## WHAT YOU SHOULD DO
Every record that follows must be duplicated exactly, with images left out.
------------
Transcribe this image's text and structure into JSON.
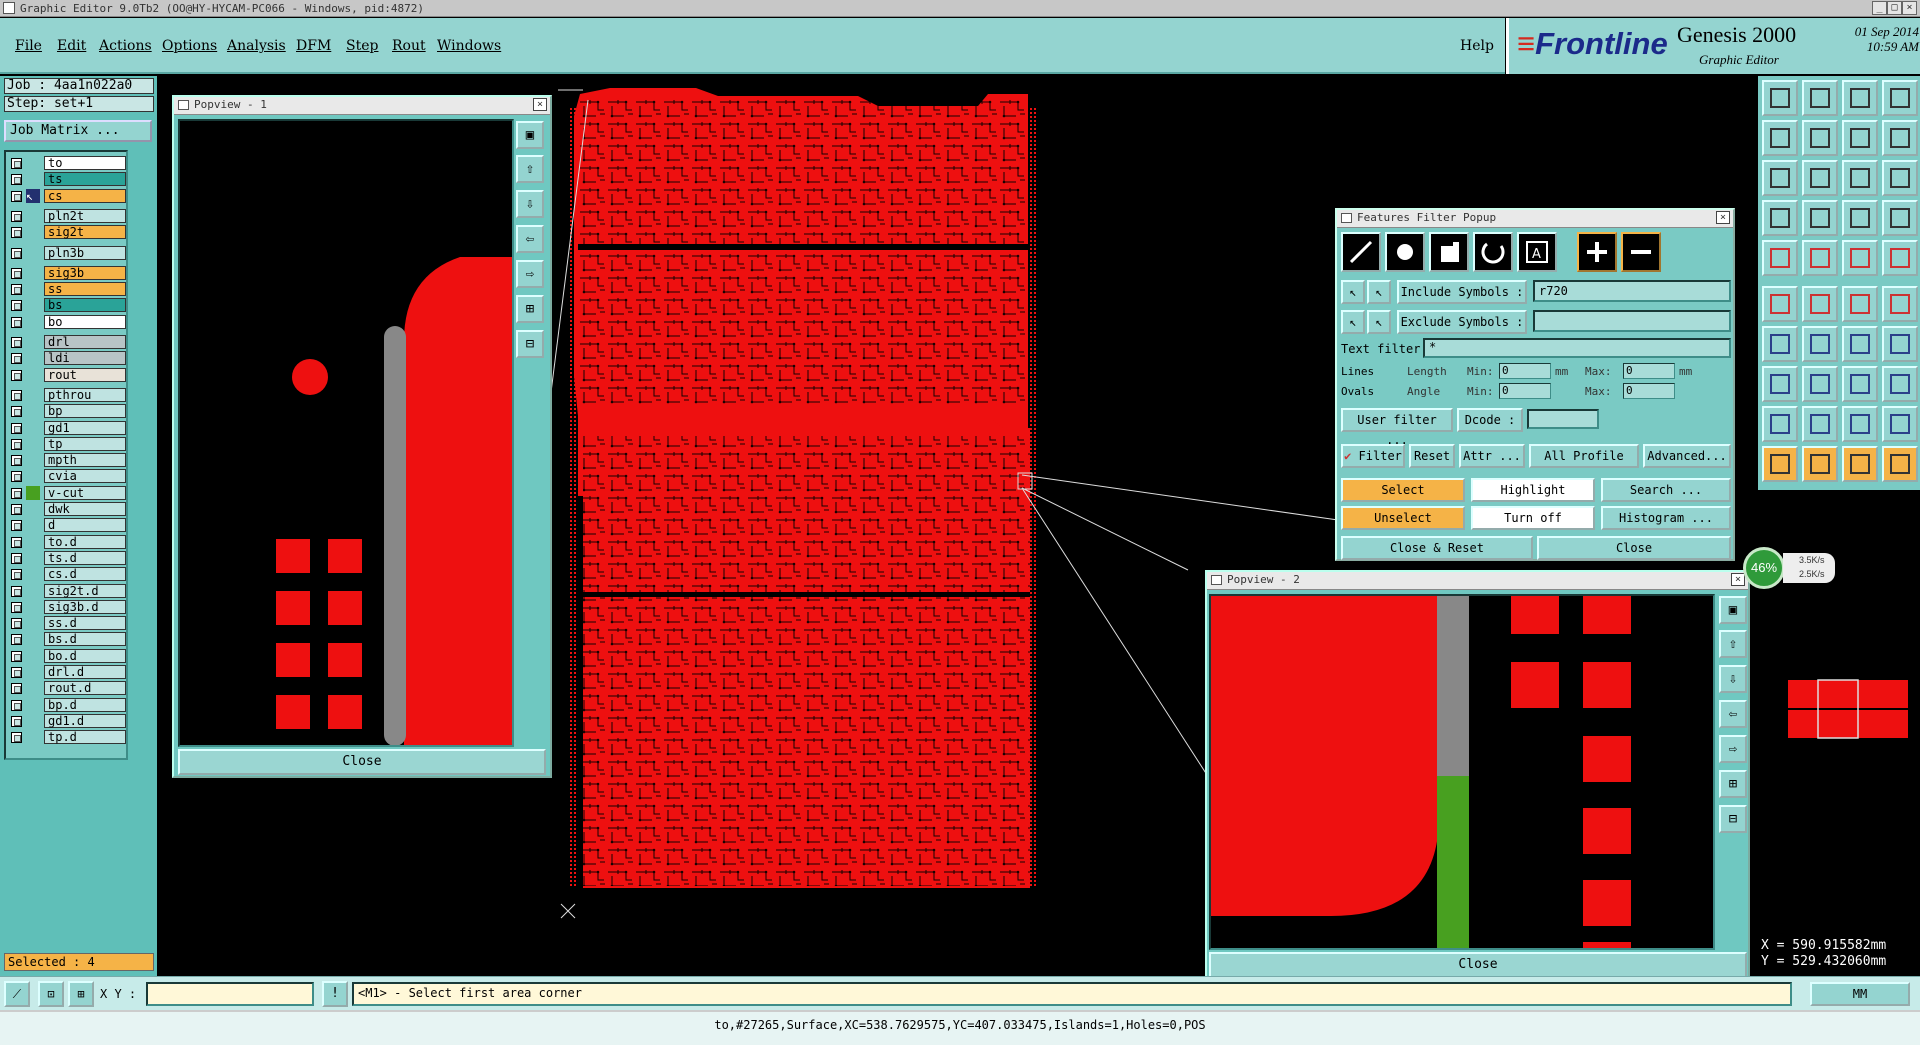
{
  "window": {
    "title": "Graphic Editor 9.0Tb2 (OO@HY-HYCAM-PC066 - Windows, pid:4872)"
  },
  "menu": {
    "file": "File",
    "edit": "Edit",
    "actions": "Actions",
    "options": "Options",
    "analysis": "Analysis",
    "dfm": "DFM",
    "step": "Step",
    "rout": "Rout",
    "windows": "Windows",
    "help": "Help"
  },
  "brand": {
    "logo_prefix": "≡",
    "logo": "Frontline",
    "product": "Genesis 2000",
    "subtitle": "Graphic Editor",
    "date": "01 Sep 2014",
    "time": "10:59 AM"
  },
  "job": {
    "job": "Job : 4aa1n022a0",
    "step": "Step: set+1",
    "matrix_btn": "Job Matrix ..."
  },
  "layers": [
    {
      "name": "to",
      "color": "#ffffff"
    },
    {
      "name": "ts",
      "color": "#2aa398"
    },
    {
      "name": "cs",
      "color": "#f5b347"
    },
    {
      "name": "pln2t",
      "color": "#bfe3e1"
    },
    {
      "name": "sig2t",
      "color": "#f5b347"
    },
    {
      "name": "pln3b",
      "color": "#bfe3e1"
    },
    {
      "name": "sig3b",
      "color": "#f5b347"
    },
    {
      "name": "ss",
      "color": "#f5b347"
    },
    {
      "name": "bs",
      "color": "#2aa398"
    },
    {
      "name": "bo",
      "color": "#ffffff"
    },
    {
      "name": "drl",
      "color": "#b8c4c6"
    },
    {
      "name": "ldi",
      "color": "#b8c4c6"
    },
    {
      "name": "rout",
      "color": "#e8e2d8"
    },
    {
      "name": "pthrou",
      "color": "#bfe3e1"
    },
    {
      "name": "bp",
      "color": "#bfe3e1"
    },
    {
      "name": "gd1",
      "color": "#bfe3e1"
    },
    {
      "name": "tp",
      "color": "#bfe3e1"
    },
    {
      "name": "mpth",
      "color": "#bfe3e1"
    },
    {
      "name": "cvia",
      "color": "#bfe3e1"
    },
    {
      "name": "v-cut",
      "color": "#bfe3e1"
    },
    {
      "name": "dwk",
      "color": "#bfe3e1"
    },
    {
      "name": "d",
      "color": "#bfe3e1"
    },
    {
      "name": "to.d",
      "color": "#bfe3e1"
    },
    {
      "name": "ts.d",
      "color": "#bfe3e1"
    },
    {
      "name": "cs.d",
      "color": "#bfe3e1"
    },
    {
      "name": "sig2t.d",
      "color": "#bfe3e1"
    },
    {
      "name": "sig3b.d",
      "color": "#bfe3e1"
    },
    {
      "name": "ss.d",
      "color": "#bfe3e1"
    },
    {
      "name": "bs.d",
      "color": "#bfe3e1"
    },
    {
      "name": "bo.d",
      "color": "#bfe3e1"
    },
    {
      "name": "drl.d",
      "color": "#bfe3e1"
    },
    {
      "name": "rout.d",
      "color": "#bfe3e1"
    },
    {
      "name": "bp.d",
      "color": "#bfe3e1"
    },
    {
      "name": "gd1.d",
      "color": "#bfe3e1"
    },
    {
      "name": "tp.d",
      "color": "#bfe3e1"
    }
  ],
  "selected_count": "Selected : 4",
  "popview1": {
    "title": "Popview - 1",
    "close": "Close"
  },
  "popview2": {
    "title": "Popview - 2",
    "close": "Close"
  },
  "features_filter": {
    "title": "Features Filter Popup",
    "include_label": "Include Symbols :",
    "include_value": "r720",
    "exclude_label": "Exclude Symbols :",
    "exclude_value": "",
    "text_filter_label": "Text filter",
    "text_filter_value": "*",
    "lines": "Lines",
    "ovals": "Ovals",
    "length": "Length",
    "angle": "Angle",
    "min": "Min:",
    "max": "Max:",
    "unit": "mm",
    "len_min": "0",
    "len_max": "0",
    "ang_min": "0",
    "ang_max": "0",
    "user_filter": "User filter ...",
    "dcode": "Dcode :",
    "dcode_value": "",
    "filter": "Filter",
    "reset": "Reset",
    "attr": "Attr ...",
    "profile": "All Profile",
    "advanced": "Advanced...",
    "select": "Select",
    "highlight": "Highlight",
    "search": "Search ...",
    "unselect": "Unselect",
    "turn_off": "Turn off",
    "histogram": "Histogram ...",
    "close_reset": "Close & Reset",
    "close": "Close"
  },
  "net_meter": {
    "percent": "46%",
    "up": "3.5K/s",
    "down": "2.5K/s"
  },
  "coords": {
    "x": "X = 590.915582mm",
    "y": "Y = 529.432060mm"
  },
  "command": {
    "xy_label": "X Y :",
    "xy_value": "",
    "prompt": "<M1> - Select first area corner",
    "units": "MM"
  },
  "status": "to,#27265,Surface,XC=538.7629575,YC=407.033475,Islands=1,Holes=0,POS",
  "colors": {
    "board": "#ee1010",
    "panel": "#94d4d0",
    "highlight": "#f5b347",
    "trace": "#000000"
  }
}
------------
## ANSWER FOR THE TASK
Transcribe this image's text and structure into JSON.
{
  "window": {
    "title": "Graphic Editor 9.0Tb2 (OO@HY-HYCAM-PC066 - Windows, pid:4872)"
  },
  "menu": {
    "file": "File",
    "edit": "Edit",
    "actions": "Actions",
    "options": "Options",
    "analysis": "Analysis",
    "dfm": "DFM",
    "step": "Step",
    "rout": "Rout",
    "windows": "Windows",
    "help": "Help"
  },
  "brand": {
    "logo_prefix": "≡",
    "logo": "Frontline",
    "product": "Genesis 2000",
    "subtitle": "Graphic Editor",
    "date": "01 Sep 2014",
    "time": "10:59 AM"
  },
  "job": {
    "job": "Job : 4aa1n022a0",
    "step": "Step: set+1",
    "matrix_btn": "Job Matrix ..."
  },
  "layers": [
    {
      "name": "to",
      "color": "#ffffff"
    },
    {
      "name": "ts",
      "color": "#2aa398"
    },
    {
      "name": "cs",
      "color": "#f5b347"
    },
    {
      "name": "pln2t",
      "color": "#bfe3e1"
    },
    {
      "name": "sig2t",
      "color": "#f5b347"
    },
    {
      "name": "pln3b",
      "color": "#bfe3e1"
    },
    {
      "name": "sig3b",
      "color": "#f5b347"
    },
    {
      "name": "ss",
      "color": "#f5b347"
    },
    {
      "name": "bs",
      "color": "#2aa398"
    },
    {
      "name": "bo",
      "color": "#ffffff"
    },
    {
      "name": "drl",
      "color": "#b8c4c6"
    },
    {
      "name": "ldi",
      "color": "#b8c4c6"
    },
    {
      "name": "rout",
      "color": "#e8e2d8"
    },
    {
      "name": "pthrou",
      "color": "#bfe3e1"
    },
    {
      "name": "bp",
      "color": "#bfe3e1"
    },
    {
      "name": "gd1",
      "color": "#bfe3e1"
    },
    {
      "name": "tp",
      "color": "#bfe3e1"
    },
    {
      "name": "mpth",
      "color": "#bfe3e1"
    },
    {
      "name": "cvia",
      "color": "#bfe3e1"
    },
    {
      "name": "v-cut",
      "color": "#bfe3e1"
    },
    {
      "name": "dwk",
      "color": "#bfe3e1"
    },
    {
      "name": "d",
      "color": "#bfe3e1"
    },
    {
      "name": "to.d",
      "color": "#bfe3e1"
    },
    {
      "name": "ts.d",
      "color": "#bfe3e1"
    },
    {
      "name": "cs.d",
      "color": "#bfe3e1"
    },
    {
      "name": "sig2t.d",
      "color": "#bfe3e1"
    },
    {
      "name": "sig3b.d",
      "color": "#bfe3e1"
    },
    {
      "name": "ss.d",
      "color": "#bfe3e1"
    },
    {
      "name": "bs.d",
      "color": "#bfe3e1"
    },
    {
      "name": "bo.d",
      "color": "#bfe3e1"
    },
    {
      "name": "drl.d",
      "color": "#bfe3e1"
    },
    {
      "name": "rout.d",
      "color": "#bfe3e1"
    },
    {
      "name": "bp.d",
      "color": "#bfe3e1"
    },
    {
      "name": "gd1.d",
      "color": "#bfe3e1"
    },
    {
      "name": "tp.d",
      "color": "#bfe3e1"
    }
  ],
  "selected_count": "Selected : 4",
  "popview1": {
    "title": "Popview - 1",
    "close": "Close"
  },
  "popview2": {
    "title": "Popview - 2",
    "close": "Close"
  },
  "features_filter": {
    "title": "Features Filter Popup",
    "include_label": "Include Symbols :",
    "include_value": "r720",
    "exclude_label": "Exclude Symbols :",
    "exclude_value": "",
    "text_filter_label": "Text filter",
    "text_filter_value": "*",
    "lines": "Lines",
    "ovals": "Ovals",
    "length": "Length",
    "angle": "Angle",
    "min": "Min:",
    "max": "Max:",
    "unit": "mm",
    "len_min": "0",
    "len_max": "0",
    "ang_min": "0",
    "ang_max": "0",
    "user_filter": "User filter ...",
    "dcode": "Dcode :",
    "dcode_value": "",
    "filter": "Filter",
    "reset": "Reset",
    "attr": "Attr ...",
    "profile": "All Profile",
    "advanced": "Advanced...",
    "select": "Select",
    "highlight": "Highlight",
    "search": "Search ...",
    "unselect": "Unselect",
    "turn_off": "Turn off",
    "histogram": "Histogram ...",
    "close_reset": "Close & Reset",
    "close": "Close"
  },
  "net_meter": {
    "percent": "46%",
    "up": "3.5K/s",
    "down": "2.5K/s"
  },
  "coords": {
    "x": "X = 590.915582mm",
    "y": "Y = 529.432060mm"
  },
  "command": {
    "xy_label": "X Y :",
    "xy_value": "",
    "prompt": "<M1> - Select first area corner",
    "units": "MM"
  },
  "status": "to,#27265,Surface,XC=538.7629575,YC=407.033475,Islands=1,Holes=0,POS",
  "colors": {
    "board": "#ee1010",
    "panel": "#94d4d0",
    "highlight": "#f5b347",
    "trace": "#000000"
  }
}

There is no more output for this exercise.